Australia is the natural home of macadamias, and the only place on earth where they grow wild. Every commercial macadamia crop in the world can be traced back to the wild macadamia trees that still grow in the Australian rainforest. But over the last two centuries, more than 80% of wild macadamias have been lost, posing ongoing threats to their populations. All four precious wild macadamia species are endangered, but thanks to a new National Recovery Plan to guide their protection, their future is now looking more positive.
A major conservation milestone
The National Recovery Plan for Macadamia Species was made jointly by the Australian Federal and Queensland State Governments and legislated last month under the Environment Protection and Biodiversity Conservation Act. It outlines the current status of wild macadamias and what Australians need to do to protect this much-loved national icon.
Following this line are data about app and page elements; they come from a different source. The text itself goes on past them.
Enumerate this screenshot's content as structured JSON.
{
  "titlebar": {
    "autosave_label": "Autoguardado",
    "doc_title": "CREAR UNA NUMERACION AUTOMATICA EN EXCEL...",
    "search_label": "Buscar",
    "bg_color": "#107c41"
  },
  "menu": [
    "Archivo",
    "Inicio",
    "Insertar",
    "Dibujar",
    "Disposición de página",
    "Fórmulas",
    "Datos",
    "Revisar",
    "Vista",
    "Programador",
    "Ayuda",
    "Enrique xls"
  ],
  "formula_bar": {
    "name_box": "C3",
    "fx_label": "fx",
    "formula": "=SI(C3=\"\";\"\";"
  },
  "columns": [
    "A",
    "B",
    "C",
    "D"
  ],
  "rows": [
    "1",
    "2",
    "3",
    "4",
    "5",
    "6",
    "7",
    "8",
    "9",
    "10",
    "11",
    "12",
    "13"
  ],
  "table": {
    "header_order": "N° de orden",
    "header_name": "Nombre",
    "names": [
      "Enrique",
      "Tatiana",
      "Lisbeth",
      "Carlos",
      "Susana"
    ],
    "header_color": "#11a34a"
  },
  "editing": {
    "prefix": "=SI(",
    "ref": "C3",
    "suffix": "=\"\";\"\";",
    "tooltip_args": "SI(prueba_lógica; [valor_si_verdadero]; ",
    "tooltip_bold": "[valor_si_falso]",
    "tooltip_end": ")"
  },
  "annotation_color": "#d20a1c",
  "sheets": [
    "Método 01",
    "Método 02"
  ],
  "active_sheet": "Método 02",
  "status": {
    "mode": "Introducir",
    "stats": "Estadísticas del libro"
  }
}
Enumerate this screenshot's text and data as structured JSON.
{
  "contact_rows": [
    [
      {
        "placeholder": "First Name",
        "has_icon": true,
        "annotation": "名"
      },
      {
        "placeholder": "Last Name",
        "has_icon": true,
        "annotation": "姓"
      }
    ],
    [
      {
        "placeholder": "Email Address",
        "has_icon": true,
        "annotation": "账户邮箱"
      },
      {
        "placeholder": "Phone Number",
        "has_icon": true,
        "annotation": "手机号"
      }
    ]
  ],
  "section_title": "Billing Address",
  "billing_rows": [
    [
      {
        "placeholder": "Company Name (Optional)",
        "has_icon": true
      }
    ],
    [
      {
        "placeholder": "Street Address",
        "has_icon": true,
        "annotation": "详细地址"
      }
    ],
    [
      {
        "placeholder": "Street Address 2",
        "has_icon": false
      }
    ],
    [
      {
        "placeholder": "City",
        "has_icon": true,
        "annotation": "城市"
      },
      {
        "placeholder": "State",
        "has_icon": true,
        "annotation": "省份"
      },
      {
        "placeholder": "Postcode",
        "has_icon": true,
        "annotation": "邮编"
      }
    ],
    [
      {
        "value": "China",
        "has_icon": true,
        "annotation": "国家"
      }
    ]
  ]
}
“We are thrilled that Australia now has a National Recovery Plan to look after our wild Macadamia species,” says Denise Bond, Executive Officer of the Macadamia Conservation Trust, the not-for-profit environmental organisation that lobbied for government recognition of the Plan.
All four macadamia species originated in Australia. The Plan reviews a decade of conservation activities and finds that three of the four species are still vulnerable to extinction and the Macadamia jansenii species is Critically Endangered (reclassified from Endangered under Queensland’s Nature Conservation Act on 12 November 2021).
“Wild macadamias are threatened by clearing, habitat fragmentation, weeds and fire, and vulnerable to extinction if their remaining habitat is not carefully managed,” says Ms Bond.
Australia’s obligation to the world
First discovered by Australia’s First Nations people and then shared with newcomers to become the predominant Australian native commercial food crop, wild macadamias grow in small pockets of sub-tropical rainforest along the east coast from Gladstone in Queensland to northern New South Wales.
Conserving the genetic diversity found among all four endangered wild species plays an important role in securing the future of the macadamia industry. Wild macadamias offer a wealth of genetic diversity and many of the commercially grown macadamia cultivars the industry relies on today are from a very narrow genetic base. The DNA of wild macadamias holds significant untapped potential for development of the macadamia industry world-wide. It could hold the key to breeding commercial macadamia cultivars that are not only more productive, but better adapted to changing weather patterns, and emerging pests and diseases.
“Just as we rely on other countries to safeguard genetic resources for most of the food we eat, Australia has an obligation to look after the genetic resources of our native nut,” says Ms. Bond.
“The National Recovery Plan for Macadamia Species is the guiding document for macadamia conservation, and we will use it to get the best possible outcome for Australia’s wild macadamias.”